In the decade since the landslide student referendum during which the SPF was first approved, it has grown to become the largest fund of its kind in Canada, now valued at $980,000 per year.
In that time, the SPF has supported more than 215 projects, having allocated more than $8 million.
With its next 10 years in mind, the SPF hopes to inspire community members to embed sustainability into their work and academic lives.
Over $100,000 Big Wave funding stream supports transformative projects
The SPF is celebrating its 10 years by launching a new funding stream focused on enabling large-scale, transformative projects that have the goal of making McGill’s campuses a greener, more sustainable, healthier place to work, study, and live.
The Big Wave stream supports projects requiring between $100,000 and $400,000 dollars.
While the SPF has supported large-scale projects in the past, such as the Gault Nature Reserve Community Access project, the Big Wave stream will now allow project teams to receive funding for the planning and design of their projects.
The idea, the SPF Governance Council determined, is that for projects to truly transform McGill’s campuses, they need to be conceived with long-term sustainability in mind.
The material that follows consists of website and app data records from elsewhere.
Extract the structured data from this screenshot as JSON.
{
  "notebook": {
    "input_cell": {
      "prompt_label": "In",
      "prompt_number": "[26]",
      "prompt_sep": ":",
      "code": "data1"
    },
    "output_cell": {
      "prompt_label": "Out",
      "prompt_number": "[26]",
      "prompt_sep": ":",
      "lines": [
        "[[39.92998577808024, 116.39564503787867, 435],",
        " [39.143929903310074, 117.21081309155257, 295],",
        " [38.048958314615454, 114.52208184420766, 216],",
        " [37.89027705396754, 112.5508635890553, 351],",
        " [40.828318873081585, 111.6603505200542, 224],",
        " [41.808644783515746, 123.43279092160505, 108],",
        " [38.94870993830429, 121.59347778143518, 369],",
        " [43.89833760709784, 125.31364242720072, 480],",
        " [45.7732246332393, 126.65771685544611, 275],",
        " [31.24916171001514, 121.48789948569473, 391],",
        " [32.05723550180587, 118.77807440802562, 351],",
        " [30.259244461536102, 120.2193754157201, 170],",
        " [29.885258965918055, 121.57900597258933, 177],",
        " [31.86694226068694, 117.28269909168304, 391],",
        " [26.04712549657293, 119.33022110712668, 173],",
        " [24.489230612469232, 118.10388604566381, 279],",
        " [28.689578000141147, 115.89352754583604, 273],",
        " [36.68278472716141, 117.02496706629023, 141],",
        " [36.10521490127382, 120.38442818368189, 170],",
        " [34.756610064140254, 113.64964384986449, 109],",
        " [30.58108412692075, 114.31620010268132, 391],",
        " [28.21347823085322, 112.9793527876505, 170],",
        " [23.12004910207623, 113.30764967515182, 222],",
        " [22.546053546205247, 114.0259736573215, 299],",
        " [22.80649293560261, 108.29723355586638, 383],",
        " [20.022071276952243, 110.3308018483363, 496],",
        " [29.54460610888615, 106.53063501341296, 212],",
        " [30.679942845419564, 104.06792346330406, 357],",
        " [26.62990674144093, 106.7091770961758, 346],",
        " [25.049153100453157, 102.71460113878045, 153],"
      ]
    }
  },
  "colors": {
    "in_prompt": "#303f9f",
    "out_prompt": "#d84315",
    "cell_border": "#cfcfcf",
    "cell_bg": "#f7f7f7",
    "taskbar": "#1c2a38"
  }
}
Greening Indoor McGill 2.0
The first SPF-funded project, launched shortly after the Fund itself in 2010, had a simple ask. For $330, the Apartment Gardens project would “give individuals on the downtown McGill campus an opportunity to have a small home garden, right in their window or on their balcony” by inviting members of the community to pick up leafy vegetable seedlings at the McGill Farmer’s Market for free.
A few years later, the Greening Indoor McGill team carried forward with a similar mentality, and worked to “promote the use of indoor plants to improve air quality and promote a healthy aesthetic through the greening of indoor environments for McGill faculty, staff, and students.”
As the SPF looks towards its next decade, it is first heading back to its roots. On October 24, the SPF, in partnership with SSMU, PGSS, and MCSS, will be distributing free houseplants to any McGill student, staff, or faculty with a vaild McGill ID.
Expanding the SPF’s vision for a socially and environmentally sustainable campus
While they all create small green spaces across McGill’s campuses, the indoor hydroponic garden towers at the heart of Gardens Inside 365 and Hydroponic McGill, and the spin bike zones that make up the Spin Bike Gardens also further social sustainability.
“Visitors are enthusiastic about the growth and progress the little plants make, and being greeted with budding plants is always a fun welcome,” Rachel Desjourdy, Access Advisor with the Office for Students with Disabilities, previously said of the garden towers.
The logic behind the indoor hydroponic garden towers, Desjourdy said, was to “create community, promote wellness and sustainability on campus.” In hosting workshops around the tower, whose grow lights help to combat the adverse effect of the lack of sunlight during the dark winter months, the project addresses social sustainability.
The Spin Bike Gardens similarly allow McGill community members to take mental and physical health breaks by providing them with centrally located silent spin bikes located in zones delineated by walls of plants.
“Whereas cardio normally requires an often unavailable 2-hour window taking into account travel and time to change, [the Spin Bike Gardens] will make it realistic for a user to jump on a nearby bike within a window of just 15 to 20 minutes,” the initial project application read.
To further the success of these projects, the SPF will be installing several more across campus. Any faculty, staff or student group who wishes to install a hydroponic garden tower or a Spin Bike Garden in their space is invited to express their interest by visiting mcgill.ca/sustainability/spf10.
The total number of towers and Spin Bike Gardens installed will be determined based on the amount of interest expressed by the McGill community.